Diagnosis should be made principally on clinical grounds, supported by ultrasound and biochemical investigations; these may include estimation of serum testosterone, SHBG, LH and FSH.

Crucially, PCOS is characterised by insulin resistance and high levels of insulin in the blood. In some women, raised insulin levels lead to a hormone imbalance which can affect the ovaries, preventing them from releasing mature eggs.

If diagnosed early, before any major weight gain, PCOS can be effectively managed. Anti-estrogens such as clomifene citrate remain the first choice for treatment for anovulatory infertility; however, clomifene resistance is not uncommon.

In these cases, possible therapeutic interventions include gonadotropins or laparoscopic ovarian drilling.
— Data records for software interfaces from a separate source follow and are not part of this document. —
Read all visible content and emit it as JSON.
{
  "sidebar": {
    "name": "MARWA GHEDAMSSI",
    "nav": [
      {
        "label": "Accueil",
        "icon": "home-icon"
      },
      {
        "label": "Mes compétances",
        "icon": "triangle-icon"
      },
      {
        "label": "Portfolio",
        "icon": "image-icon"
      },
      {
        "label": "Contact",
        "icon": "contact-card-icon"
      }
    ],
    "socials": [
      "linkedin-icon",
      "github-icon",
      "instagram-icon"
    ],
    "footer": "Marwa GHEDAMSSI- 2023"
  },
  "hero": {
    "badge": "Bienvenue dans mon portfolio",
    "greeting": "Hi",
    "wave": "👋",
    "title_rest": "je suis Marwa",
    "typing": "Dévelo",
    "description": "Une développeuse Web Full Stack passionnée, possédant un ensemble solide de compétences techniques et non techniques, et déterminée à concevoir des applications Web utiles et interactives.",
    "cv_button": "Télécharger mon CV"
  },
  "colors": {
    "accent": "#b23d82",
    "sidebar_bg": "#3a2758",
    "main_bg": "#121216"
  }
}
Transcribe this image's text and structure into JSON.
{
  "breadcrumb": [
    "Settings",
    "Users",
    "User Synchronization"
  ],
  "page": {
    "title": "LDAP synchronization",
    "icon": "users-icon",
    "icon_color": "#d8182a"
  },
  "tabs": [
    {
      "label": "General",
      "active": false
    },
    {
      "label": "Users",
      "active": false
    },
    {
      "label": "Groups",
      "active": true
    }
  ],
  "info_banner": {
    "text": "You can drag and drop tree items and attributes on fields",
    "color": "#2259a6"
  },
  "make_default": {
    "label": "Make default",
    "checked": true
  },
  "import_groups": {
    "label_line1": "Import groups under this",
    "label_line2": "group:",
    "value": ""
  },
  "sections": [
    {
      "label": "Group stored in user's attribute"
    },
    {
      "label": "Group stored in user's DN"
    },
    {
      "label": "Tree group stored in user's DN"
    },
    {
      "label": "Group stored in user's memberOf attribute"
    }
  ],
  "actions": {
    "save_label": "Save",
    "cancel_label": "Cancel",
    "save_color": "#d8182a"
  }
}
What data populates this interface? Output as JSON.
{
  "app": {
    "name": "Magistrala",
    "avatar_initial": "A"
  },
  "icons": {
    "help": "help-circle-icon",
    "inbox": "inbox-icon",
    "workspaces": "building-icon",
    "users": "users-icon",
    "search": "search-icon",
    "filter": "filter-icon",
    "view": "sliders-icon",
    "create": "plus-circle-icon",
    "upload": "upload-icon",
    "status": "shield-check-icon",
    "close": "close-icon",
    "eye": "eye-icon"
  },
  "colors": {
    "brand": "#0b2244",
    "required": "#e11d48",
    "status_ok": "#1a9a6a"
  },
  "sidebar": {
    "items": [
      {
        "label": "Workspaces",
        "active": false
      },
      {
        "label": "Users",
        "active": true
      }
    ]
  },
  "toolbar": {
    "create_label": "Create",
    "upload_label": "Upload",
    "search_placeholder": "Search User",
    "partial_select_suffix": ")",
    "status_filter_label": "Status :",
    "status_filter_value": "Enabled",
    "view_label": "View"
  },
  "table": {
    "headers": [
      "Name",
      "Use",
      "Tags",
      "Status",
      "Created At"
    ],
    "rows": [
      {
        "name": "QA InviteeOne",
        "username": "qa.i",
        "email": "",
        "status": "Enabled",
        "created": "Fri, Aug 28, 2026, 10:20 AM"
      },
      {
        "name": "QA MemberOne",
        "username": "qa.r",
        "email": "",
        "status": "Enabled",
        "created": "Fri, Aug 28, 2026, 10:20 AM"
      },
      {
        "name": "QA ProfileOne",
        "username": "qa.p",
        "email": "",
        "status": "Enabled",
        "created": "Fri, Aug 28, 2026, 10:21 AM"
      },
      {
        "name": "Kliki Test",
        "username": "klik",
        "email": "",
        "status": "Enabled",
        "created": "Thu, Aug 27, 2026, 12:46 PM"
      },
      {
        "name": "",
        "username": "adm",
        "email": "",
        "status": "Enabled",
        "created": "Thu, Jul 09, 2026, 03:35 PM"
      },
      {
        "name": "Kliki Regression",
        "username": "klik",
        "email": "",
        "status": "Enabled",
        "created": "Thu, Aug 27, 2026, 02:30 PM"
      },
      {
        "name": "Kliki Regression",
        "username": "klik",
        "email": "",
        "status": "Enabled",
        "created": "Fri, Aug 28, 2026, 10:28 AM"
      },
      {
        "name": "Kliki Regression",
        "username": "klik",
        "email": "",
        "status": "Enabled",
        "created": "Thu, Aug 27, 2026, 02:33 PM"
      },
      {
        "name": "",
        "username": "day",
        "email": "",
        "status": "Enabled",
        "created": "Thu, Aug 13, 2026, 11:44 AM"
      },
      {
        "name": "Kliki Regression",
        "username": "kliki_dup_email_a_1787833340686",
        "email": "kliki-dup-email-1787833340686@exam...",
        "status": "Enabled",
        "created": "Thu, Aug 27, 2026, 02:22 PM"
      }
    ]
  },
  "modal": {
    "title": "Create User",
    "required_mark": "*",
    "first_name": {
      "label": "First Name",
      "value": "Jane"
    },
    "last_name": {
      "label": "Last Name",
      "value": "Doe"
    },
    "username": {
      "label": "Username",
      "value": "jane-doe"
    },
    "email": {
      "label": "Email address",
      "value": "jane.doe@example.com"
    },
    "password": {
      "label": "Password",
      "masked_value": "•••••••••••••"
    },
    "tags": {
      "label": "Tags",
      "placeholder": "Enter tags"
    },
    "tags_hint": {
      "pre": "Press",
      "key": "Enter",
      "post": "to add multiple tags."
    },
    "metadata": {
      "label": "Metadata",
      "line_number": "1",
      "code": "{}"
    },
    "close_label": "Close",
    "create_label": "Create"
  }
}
The former must be carefully monitored to avoid ovarian hyperstimulation syndrome and multiple pregnancies.

Although unlicensed for treatment of PCOS in the UK, metformin has level A recommendation in the NICE 2004 fertility guideline for women who have not responded to clomifene citrate and who have a BMI of more than 25kg/m2.

It has been demonstrated that for obese women, a 5-10% weight loss restores fertility in 55-100% of patients within six months.10

A balanced diet with reduced refined carbohydrates, fats and alcohol consumption can benefit both men and women and help tip the balance where subfertility of both partners is affecting conception.

Encouraging this in women, particularly those with PCOS, will improve their chances of a healthy pregnancy (through natural or assisted conception) and have lasting benefits for their health.

Ideally, a multidisciplinary holistic approach should be taken at the primary care level. Referral to a tertiary centre for assisted conception should only be made after non-invasive diagnostic techniques have been used and, if necessary, the patient has achieved the ideal body weight. Referral to the appropriate specialists is a crucial part of managing reproductive health and this may include endocrinology, gynaecology, or a dietitian.

  • Dr Khan is lead clinician at Bourn Hall Clinic, Colchester

References
1. Miyakis S, Lockshin MD, Atsumi T et al. J Thromb Haemost 2006; 4: 295-306.

2. Empson M, Lassere M, Craig J et al. Cochrane Database Syst Rev 2005; 2: CD002859.

3. Kutteh WH. Am J Obstet Gynecol 1996; 174: 1584-9.

4. Kupferminc MJ, Eldor A, Steinman N et al. N Engl J Med 1999; 340: 9-13.

5. Roque H, Paidas MJ, Funai EF et al. Thromb Haemost 2004; 91: 290-5.

6. Rey E, Kahn SR, David M et al. Lancet 2003; 361: 901-8.

7. Royal College of Obstetricians and Gynaecologists Green-top Guideline No 17; April 2011.

8. March WA, Moore VM, Wilson KJ et al. Hum Reprod 2010; 25(2): 544-51.

9. Hassan A, Gordon CM. Curr Opin Paediatr 2007; 19: 389-97.

10. Kiddy DS, Hamilton-Fairley D, Bush A et al. Clin Endocrinol (Oxf) 1992; 36: 105-11.

Have you registered with us yet?

Register now to enjoy more articles and free email bulletins

Register

Already registered?

Sign in

Before commenting please read our rules for commenting on articles.

If you see a comment you find offensive, you can flag it as inappropriate. In the top right-hand corner of an individual comment, you will see 'flag as inappropriate'. Clicking this prompts us to review the comment. For further information see our rules for commenting on articles.

comments powered by Disqus